▸ **Task requirements**
Below are records to give again exactly; omit each image they contain.

_ _ _ _ _

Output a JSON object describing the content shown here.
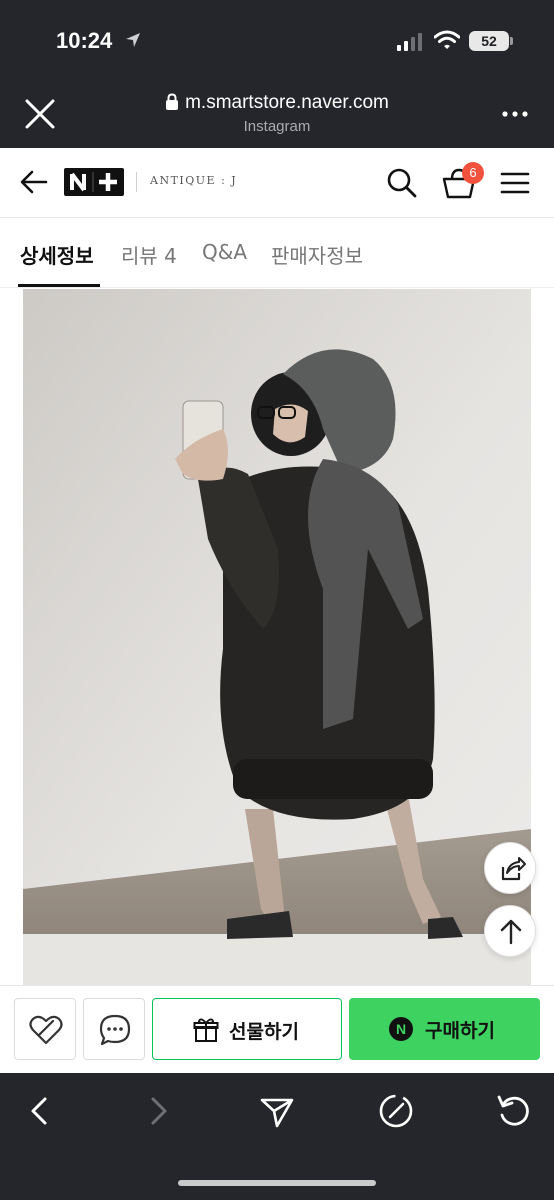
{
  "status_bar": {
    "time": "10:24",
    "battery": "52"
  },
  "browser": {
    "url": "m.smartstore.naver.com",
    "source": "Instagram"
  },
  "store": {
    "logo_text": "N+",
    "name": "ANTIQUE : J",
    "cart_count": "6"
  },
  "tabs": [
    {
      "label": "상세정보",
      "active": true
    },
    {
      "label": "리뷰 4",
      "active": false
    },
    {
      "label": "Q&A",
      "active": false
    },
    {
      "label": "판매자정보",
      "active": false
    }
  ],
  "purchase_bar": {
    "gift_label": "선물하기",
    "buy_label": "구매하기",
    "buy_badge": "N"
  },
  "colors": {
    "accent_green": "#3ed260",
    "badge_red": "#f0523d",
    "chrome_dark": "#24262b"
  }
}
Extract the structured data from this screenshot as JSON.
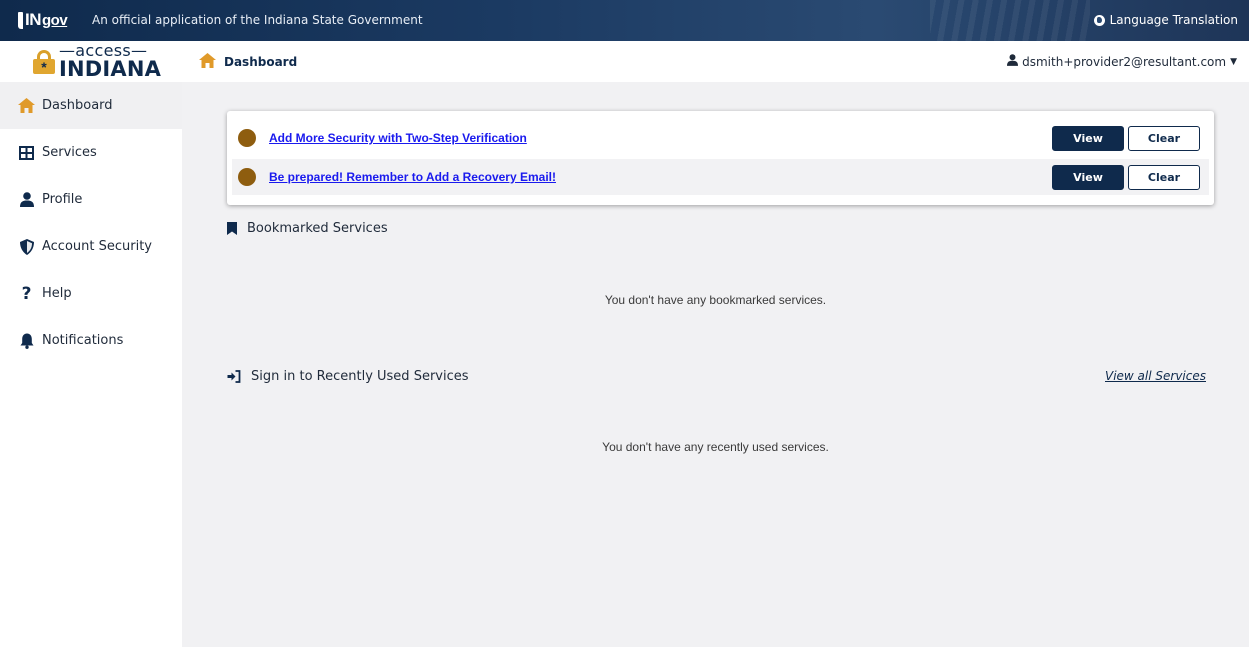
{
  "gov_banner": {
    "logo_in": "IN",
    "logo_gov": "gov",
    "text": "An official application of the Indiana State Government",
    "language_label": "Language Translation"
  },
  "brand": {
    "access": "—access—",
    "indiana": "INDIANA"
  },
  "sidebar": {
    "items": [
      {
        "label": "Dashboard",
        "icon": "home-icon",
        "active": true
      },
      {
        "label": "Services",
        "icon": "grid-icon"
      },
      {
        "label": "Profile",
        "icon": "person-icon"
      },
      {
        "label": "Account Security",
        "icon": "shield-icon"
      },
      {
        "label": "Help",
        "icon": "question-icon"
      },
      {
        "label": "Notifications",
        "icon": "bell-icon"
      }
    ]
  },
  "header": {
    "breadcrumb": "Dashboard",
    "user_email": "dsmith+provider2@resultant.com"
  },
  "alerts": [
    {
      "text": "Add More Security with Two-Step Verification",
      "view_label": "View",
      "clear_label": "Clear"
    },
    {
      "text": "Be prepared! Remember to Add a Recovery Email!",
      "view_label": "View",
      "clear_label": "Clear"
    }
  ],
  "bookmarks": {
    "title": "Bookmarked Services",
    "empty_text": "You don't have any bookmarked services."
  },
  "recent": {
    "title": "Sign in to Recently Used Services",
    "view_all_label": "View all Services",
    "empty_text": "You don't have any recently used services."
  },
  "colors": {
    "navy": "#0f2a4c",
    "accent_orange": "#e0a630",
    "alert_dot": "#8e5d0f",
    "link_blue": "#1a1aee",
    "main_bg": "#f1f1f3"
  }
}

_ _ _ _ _

▸ **Task output**
Output a JSON object describing the content shown here.
{
  "status_bar": {
    "time": "10:24",
    "battery": "52"
  },
  "browser": {
    "url": "m.smartstore.naver.com",
    "source": "Instagram"
  },
  "store": {
    "logo_text": "N+",
    "name": "ANTIQUE : J",
    "cart_count": "6"
  },
  "tabs": [
    {
      "label": "상세정보",
      "active": true
    },
    {
      "label": "리뷰 4",
      "active": false
    },
    {
      "label": "Q&A",
      "active": false
    },
    {
      "label": "판매자정보",
      "active": false
    }
  ],
  "purchase_bar": {
    "gift_label": "선물하기",
    "buy_label": "구매하기",
    "buy_badge": "N"
  },
  "colors": {
    "accent_green": "#3ed260",
    "badge_red": "#f0523d",
    "chrome_dark": "#24262b"
  }
}
Extract the structured data from this screenshot as JSON.
{
  "gov_banner": {
    "logo_in": "IN",
    "logo_gov": "gov",
    "text": "An official application of the Indiana State Government",
    "language_label": "Language Translation"
  },
  "brand": {
    "access": "—access—",
    "indiana": "INDIANA"
  },
  "sidebar": {
    "items": [
      {
        "label": "Dashboard",
        "icon": "home-icon",
        "active": true
      },
      {
        "label": "Services",
        "icon": "grid-icon"
      },
      {
        "label": "Profile",
        "icon": "person-icon"
      },
      {
        "label": "Account Security",
        "icon": "shield-icon"
      },
      {
        "label": "Help",
        "icon": "question-icon"
      },
      {
        "label": "Notifications",
        "icon": "bell-icon"
      }
    ]
  },
  "header": {
    "breadcrumb": "Dashboard",
    "user_email": "dsmith+provider2@resultant.com"
  },
  "alerts": [
    {
      "text": "Add More Security with Two-Step Verification",
      "view_label": "View",
      "clear_label": "Clear"
    },
    {
      "text": "Be prepared! Remember to Add a Recovery Email!",
      "view_label": "View",
      "clear_label": "Clear"
    }
  ],
  "bookmarks": {
    "title": "Bookmarked Services",
    "empty_text": "You don't have any bookmarked services."
  },
  "recent": {
    "title": "Sign in to Recently Used Services",
    "view_all_label": "View all Services",
    "empty_text": "You don't have any recently used services."
  },
  "colors": {
    "navy": "#0f2a4c",
    "accent_orange": "#e0a630",
    "alert_dot": "#8e5d0f",
    "link_blue": "#1a1aee",
    "main_bg": "#f1f1f3"
  }
}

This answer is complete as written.